What is a Gambling Disorder?


Gambling is a risky activity that involves betting something of value on an uncertain event. A gambling disorder is a problem that can affect an individual, family, and society. It’s not easy to stop a person from gambling, and people who have a gambling disorder tend to have problems with money, stress, and relationships.

While young people are more likely to develop gambling problems than adults, both age groups can gamble. The legal age for gambling is generally between 18 and 21, but it varies between jurisdictions. Several states have laws against underage gambling, and in some cases, online gambling is illegal.

Most forms of gambling, including casinos, horse racing, and lottery tickets, are regulated by the government. However, there are also non-regulated forms, such as sports betting, mobile gambling, and skill-based games. These are considered illegal in most countries, but in some, such as the United Kingdom, there are exceptions.

Adolescents can suffer from adolescent-specific adverse consequences, such as alienation from family members and friends, as well as problems with school and other activities. Some adolescents may engage in social and recreational gambling, but there are also adolescents who gamble excessively. This is called pathological gambling.

There are several risk factors that can increase the odds of developing a gambling disorder. One of these risk factors is trauma, and people who have experienced traumatic events have an increased risk of developing a gambling disorder. Another risk factor is social inequality. People with a gambling disorder may have frequent thoughts about gambling and need to increase their wagers in order to experience excitement.

Adolescents who are compulsive gamblers may be unable to control their gambling, and they are often embarrassed by their behavior. They may lie about their gambling or use their savings to pay for their gambling. Depending on the nature of their behavior, they may also use debt and steal.

There are several types of therapy that can help someone with a gambling disorder. During counseling, the person may be helped to understand the reasons behind their gambling and develop solutions. Family and peer support can also be critical to recovery. If you think you have a gambling disorder, you should contact your doctor or a mental health professional.

For more information on problem gambling, visit the National Helpline, which can be reached at 1-800-662-HELP (4357). You can also contact the Canadian Adolescent Gambling Inventory, which is a tool developed for adolescents. In addition, there are several other gambling assessment tools for youth.

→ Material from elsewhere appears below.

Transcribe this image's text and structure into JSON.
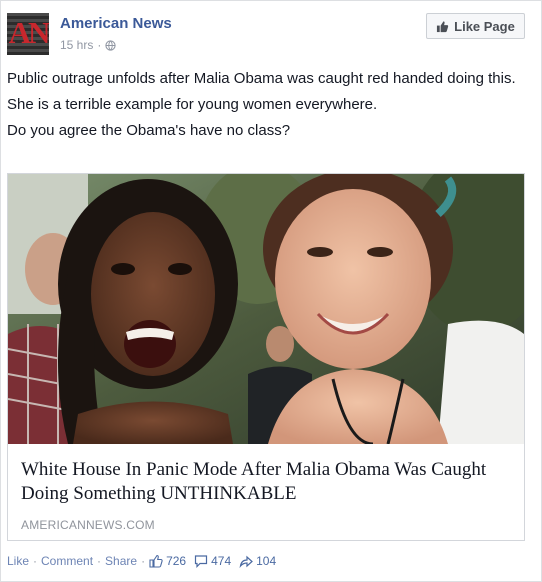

Compulsive gambling is often associated with mental health issues, such as obsessive-compulsive disorder, attention deficit hyperactivity disorder, and bipolar disorder. Other symptoms of a gambling disorder include irritability when trying to stop gambling and feeling out of control.

In recent years, the amount of gambling activity on Native American reservations has increased dramatically. Congress has largely regulated this activity through the Indian Gaming Regulatory Act, which governs gambling on Native American land. However, the law has been largely preempted by the Commerce Clause doctrine, which theorizes that power is vested in the federal government. Since most Indian reservations are outside of state borders, Congress has effectively obstructed state attempts to regulate gambling on the reservations.